Given that I don't watch TV, and to me "Golden Globes" are when a young, non-anorexic Angelina Jolie went naked in "Gia", I'm pretty much of the opinion that Hollywood actresses could go naked all day long and I still wouldn't really give a shit.  This is why the PoundMeToo movement pretty much went nowhere.  Normal Americans aren't going to take the moral lead from a group of people who are practically responsible for 50% of the STDs in America.  Not only that, but we all know they're a bunch of hypocrites.

That they go from "Stop Objectifying me!" to "Look how this dress barely covers my tits!" gives normal people whiplash from watching it.

Sunday, January 06, 2019

I admit, I'm one of these people so indoctrinated

About cleaning my guns.  I blame the military.  If my Sergeant could stick his finger in the chamber and find any carbon residue, that rifle didn't go into the armory until I had scraped it clean.  But modern firearms might not need such a white-glove treatment.

The U.S. military has a gun cleaning fetish that is a holdover from the days of corrosive primers (and black powder before that.) Boiling water cleaning and "white glove" intolerance for carbon have probably resulted in more guns being cleaned to death than shot to death. 
In reality, most modern firearms just need lubricant, and even that's to a varying degree. Current polymer-framed guns like the Glock, where the "frame rails" are tiny little tabs with hardly any bearing surface that mostly exist to keep the slide flying in close formation with the frame, are tolerant of running pretty dry. 
Occasional attempts to dispel these myths, like Uncle Pat's efforts with Filthy 14, manage to change a few minds, but the culture of squeaky clean remains well-entrenched.

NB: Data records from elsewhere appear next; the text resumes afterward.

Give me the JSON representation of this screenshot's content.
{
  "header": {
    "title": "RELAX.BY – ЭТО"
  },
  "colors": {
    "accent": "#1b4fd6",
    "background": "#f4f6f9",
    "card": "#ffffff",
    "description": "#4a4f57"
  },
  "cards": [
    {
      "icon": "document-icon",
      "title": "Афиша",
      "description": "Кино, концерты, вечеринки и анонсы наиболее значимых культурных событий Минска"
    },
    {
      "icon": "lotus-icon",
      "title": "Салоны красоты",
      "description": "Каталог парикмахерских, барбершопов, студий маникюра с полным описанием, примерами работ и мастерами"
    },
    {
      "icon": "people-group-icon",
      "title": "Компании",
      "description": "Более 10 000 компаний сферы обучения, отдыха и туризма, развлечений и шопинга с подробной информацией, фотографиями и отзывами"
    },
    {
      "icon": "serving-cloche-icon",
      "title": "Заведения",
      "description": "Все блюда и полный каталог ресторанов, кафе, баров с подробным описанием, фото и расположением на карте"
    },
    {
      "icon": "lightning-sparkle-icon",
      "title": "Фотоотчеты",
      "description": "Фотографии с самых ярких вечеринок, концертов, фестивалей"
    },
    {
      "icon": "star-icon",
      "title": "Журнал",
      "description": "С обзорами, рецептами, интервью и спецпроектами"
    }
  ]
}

Read it all, if you wish.  Given that ALL of my pistols (other than the .22) could be carried depending the current weather, I tend to clean those every time I go to the range, and I make sure the rails are properly lubed.  I clean all of my .22LR firearms religiously, because .22LR ammo is notoriously filthy.  But I don't tear my pistols down to the base components every time.  I normally just field strip them, make sure the barrel is clean, wipe out the carbon with some CLP and put them back together.  Even still, I'm pretty sure I'm far more thorough than I have to be.  Some training you just can't break.